When Christians think about God’s willingness to suffer on behalf of sinful humans, they often think about Christ hanging from the cross. And they should. But Hosea 11:1-9 helps us realize that the cross is not a new development in the life of God, it represents who God is fundamentally. The cross is a climactic moment, but one that is situated along an already existent trajectory.4 In Christ God does not become a suffering God, rather, God exercises God’s deep longing to be among God’s people, a longing that motivated the construction of the Tabernacle (Exodus 25:8-9). God’s willingness to suffer on behalf of creation, however, is supremely seen in Christ, who takes into himself not only sinful human rage but also divine wrath. Christ truly becomes a curse.
If you choose to preach on Hosea 11:1-9 this week, I urge you to consider using the opportunity to challenge common misconceptions about the “God of the Old Testament.” Help your congregation see that grace, compassion, divine suffering, and forgiveness are not New Testament categories, they are biblical categories. The God of the Bible is just such a God.
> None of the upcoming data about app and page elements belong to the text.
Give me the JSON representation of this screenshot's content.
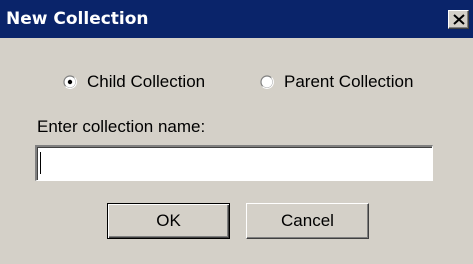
{
  "window": {
    "title": "New Collection",
    "close_icon": "close-icon"
  },
  "collection_type": {
    "options": [
      {
        "label": "Child Collection",
        "selected": true
      },
      {
        "label": "Parent Collection",
        "selected": false
      }
    ]
  },
  "name_field": {
    "label": "Enter collection name:",
    "value": ""
  },
  "buttons": {
    "ok_label": "OK",
    "cancel_label": "Cancel"
  },
  "colors": {
    "titlebar": "#0a246a",
    "dialog_background": "#d4d0c8"
  }
}
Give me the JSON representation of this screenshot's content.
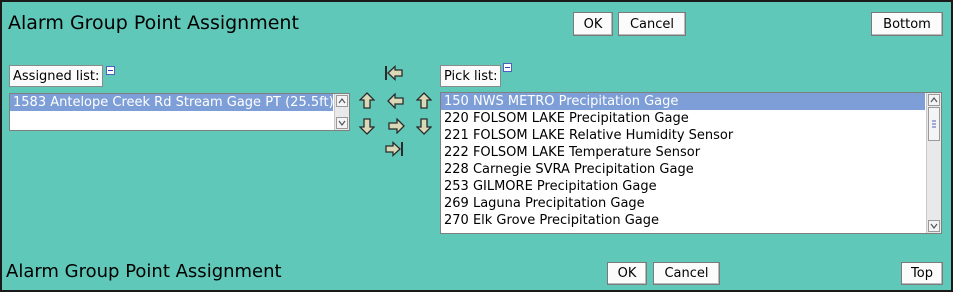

1 This line is from Isaac Watts’ famous hymn, “When I Survey the Wondrous Cross.”
2 See Walter Brueggemann, “The Recovering God of Hosea,” Horizons in Biblical Theology 30 (2008): 16-18.
3 Ibid., 17.
4 See also Terence E. Fretheim, The Suffering of God: An Old Testament Perspective (Overtures to Biblical Theology; Minneapolis: Fortress, 1984), 4.
PRAYER OF THE DAYFaithful God, you have continued to love your people despite our faithlessness to you. Receive our thanks for never giving up on us. Amen.
HYMNS Jesu, Jesu, fill us with your love ELW 708, H82 602, NCH 498, UMH 432 Jesus loves me ELW 595, NCH 327, UMH 191
CHORAL Jesus loves me, Monte Mason